◆ Exercise brief
The whole listing below should be printed again exactly, with no images.

============

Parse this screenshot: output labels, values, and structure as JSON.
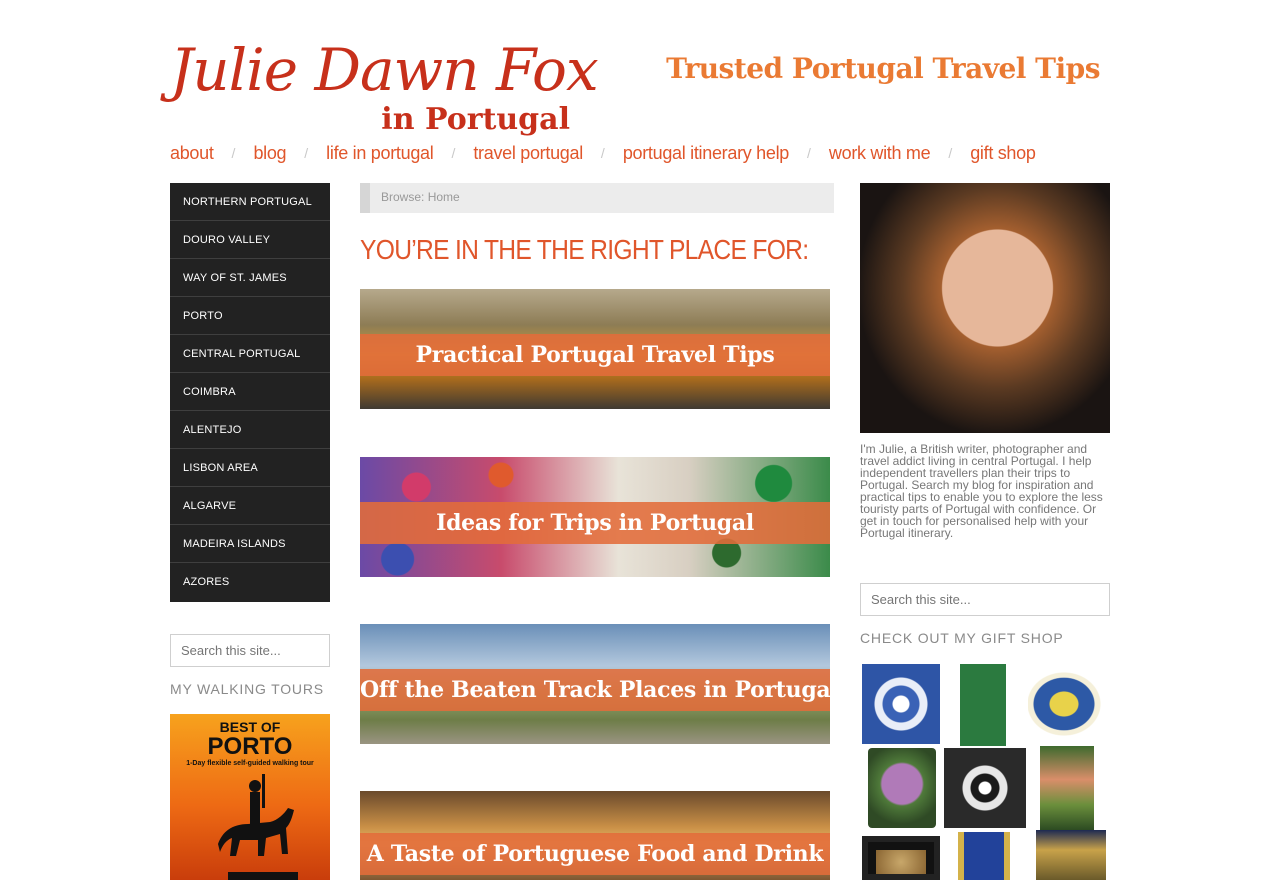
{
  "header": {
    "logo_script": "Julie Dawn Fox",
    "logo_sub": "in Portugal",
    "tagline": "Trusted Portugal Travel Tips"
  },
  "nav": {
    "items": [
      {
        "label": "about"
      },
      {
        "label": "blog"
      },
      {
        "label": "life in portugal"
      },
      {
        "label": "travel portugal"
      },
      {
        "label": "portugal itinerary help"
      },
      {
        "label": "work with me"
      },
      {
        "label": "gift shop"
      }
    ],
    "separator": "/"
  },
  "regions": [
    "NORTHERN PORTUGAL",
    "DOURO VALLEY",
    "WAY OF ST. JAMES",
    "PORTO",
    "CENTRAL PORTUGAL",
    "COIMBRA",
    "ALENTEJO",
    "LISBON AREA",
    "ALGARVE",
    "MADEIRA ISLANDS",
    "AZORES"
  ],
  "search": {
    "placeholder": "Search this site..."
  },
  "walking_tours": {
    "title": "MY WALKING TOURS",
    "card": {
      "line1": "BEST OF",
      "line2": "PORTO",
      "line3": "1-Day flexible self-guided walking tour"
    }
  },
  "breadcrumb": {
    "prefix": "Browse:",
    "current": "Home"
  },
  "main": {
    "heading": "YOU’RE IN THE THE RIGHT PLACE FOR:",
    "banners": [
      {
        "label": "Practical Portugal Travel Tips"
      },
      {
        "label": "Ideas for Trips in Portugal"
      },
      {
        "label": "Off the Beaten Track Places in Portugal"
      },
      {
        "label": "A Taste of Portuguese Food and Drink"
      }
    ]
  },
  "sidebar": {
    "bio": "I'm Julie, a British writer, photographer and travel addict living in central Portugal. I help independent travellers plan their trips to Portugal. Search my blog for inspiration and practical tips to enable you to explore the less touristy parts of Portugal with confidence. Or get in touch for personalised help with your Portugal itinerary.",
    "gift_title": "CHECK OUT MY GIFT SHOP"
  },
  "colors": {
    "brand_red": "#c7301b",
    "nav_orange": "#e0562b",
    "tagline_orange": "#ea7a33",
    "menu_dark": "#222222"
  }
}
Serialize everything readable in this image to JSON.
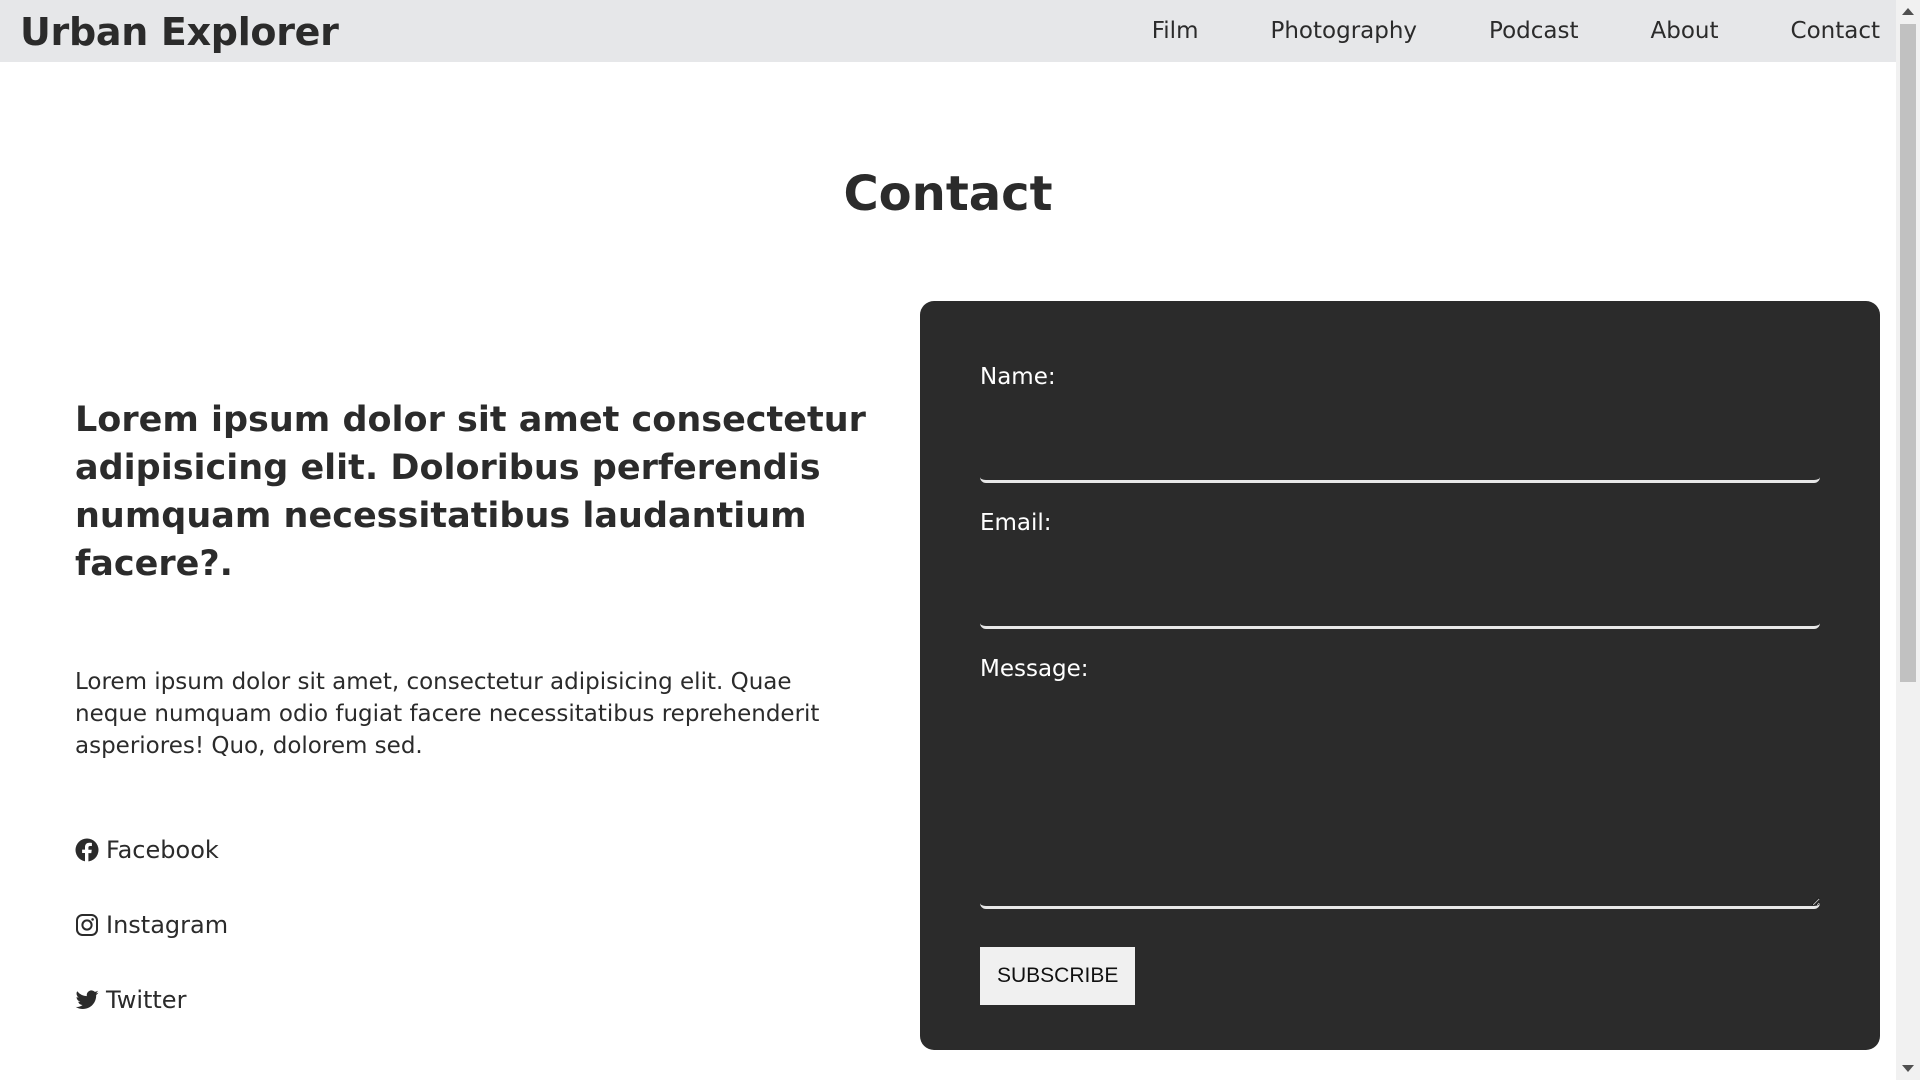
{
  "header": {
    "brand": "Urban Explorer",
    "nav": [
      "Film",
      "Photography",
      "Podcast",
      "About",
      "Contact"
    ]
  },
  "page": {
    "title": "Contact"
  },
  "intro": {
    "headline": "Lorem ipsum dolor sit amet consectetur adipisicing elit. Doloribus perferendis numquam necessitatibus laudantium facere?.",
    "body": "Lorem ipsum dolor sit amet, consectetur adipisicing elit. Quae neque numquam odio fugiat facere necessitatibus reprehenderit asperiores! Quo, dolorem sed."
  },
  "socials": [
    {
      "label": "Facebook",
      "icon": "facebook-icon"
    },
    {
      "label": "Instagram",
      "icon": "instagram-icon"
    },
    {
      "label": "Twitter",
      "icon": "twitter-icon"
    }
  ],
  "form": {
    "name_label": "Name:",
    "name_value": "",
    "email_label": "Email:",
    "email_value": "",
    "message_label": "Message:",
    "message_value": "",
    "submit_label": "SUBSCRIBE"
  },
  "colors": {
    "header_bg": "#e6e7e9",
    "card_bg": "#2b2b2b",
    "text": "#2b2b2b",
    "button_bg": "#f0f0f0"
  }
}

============

◆ Written solution
Parse this screenshot: output labels, values, and structure as JSON.
{
  "header": {
    "logo_script": "Julie Dawn Fox",
    "logo_sub": "in Portugal",
    "tagline": "Trusted Portugal Travel Tips"
  },
  "nav": {
    "items": [
      {
        "label": "about"
      },
      {
        "label": "blog"
      },
      {
        "label": "life in portugal"
      },
      {
        "label": "travel portugal"
      },
      {
        "label": "portugal itinerary help"
      },
      {
        "label": "work with me"
      },
      {
        "label": "gift shop"
      }
    ],
    "separator": "/"
  },
  "regions": [
    "NORTHERN PORTUGAL",
    "DOURO VALLEY",
    "WAY OF ST. JAMES",
    "PORTO",
    "CENTRAL PORTUGAL",
    "COIMBRA",
    "ALENTEJO",
    "LISBON AREA",
    "ALGARVE",
    "MADEIRA ISLANDS",
    "AZORES"
  ],
  "search": {
    "placeholder": "Search this site..."
  },
  "walking_tours": {
    "title": "MY WALKING TOURS",
    "card": {
      "line1": "BEST OF",
      "line2": "PORTO",
      "line3": "1-Day flexible self-guided walking tour"
    }
  },
  "breadcrumb": {
    "prefix": "Browse:",
    "current": "Home"
  },
  "main": {
    "heading": "YOU’RE IN THE THE RIGHT PLACE FOR:",
    "banners": [
      {
        "label": "Practical Portugal Travel Tips"
      },
      {
        "label": "Ideas for Trips in Portugal"
      },
      {
        "label": "Off the Beaten Track Places in Portugal"
      },
      {
        "label": "A Taste of Portuguese Food and Drink"
      }
    ]
  },
  "sidebar": {
    "bio": "I'm Julie, a British writer, photographer and travel addict living in central Portugal. I help independent travellers plan their trips to Portugal. Search my blog for inspiration and practical tips to enable you to explore the less touristy parts of Portugal with confidence. Or get in touch for personalised help with your Portugal itinerary.",
    "gift_title": "CHECK OUT MY GIFT SHOP"
  },
  "colors": {
    "brand_red": "#c7301b",
    "nav_orange": "#e0562b",
    "tagline_orange": "#ea7a33",
    "menu_dark": "#222222"
  }
}
Serialize everything readable in this image to JSON.
{
  "header": {
    "brand": "Urban Explorer",
    "nav": [
      "Film",
      "Photography",
      "Podcast",
      "About",
      "Contact"
    ]
  },
  "page": {
    "title": "Contact"
  },
  "intro": {
    "headline": "Lorem ipsum dolor sit amet consectetur adipisicing elit. Doloribus perferendis numquam necessitatibus laudantium facere?.",
    "body": "Lorem ipsum dolor sit amet, consectetur adipisicing elit. Quae neque numquam odio fugiat facere necessitatibus reprehenderit asperiores! Quo, dolorem sed."
  },
  "socials": [
    {
      "label": "Facebook",
      "icon": "facebook-icon"
    },
    {
      "label": "Instagram",
      "icon": "instagram-icon"
    },
    {
      "label": "Twitter",
      "icon": "twitter-icon"
    }
  ],
  "form": {
    "name_label": "Name:",
    "name_value": "",
    "email_label": "Email:",
    "email_value": "",
    "message_label": "Message:",
    "message_value": "",
    "submit_label": "SUBSCRIBE"
  },
  "colors": {
    "header_bg": "#e6e7e9",
    "card_bg": "#2b2b2b",
    "text": "#2b2b2b",
    "button_bg": "#f0f0f0"
  }
}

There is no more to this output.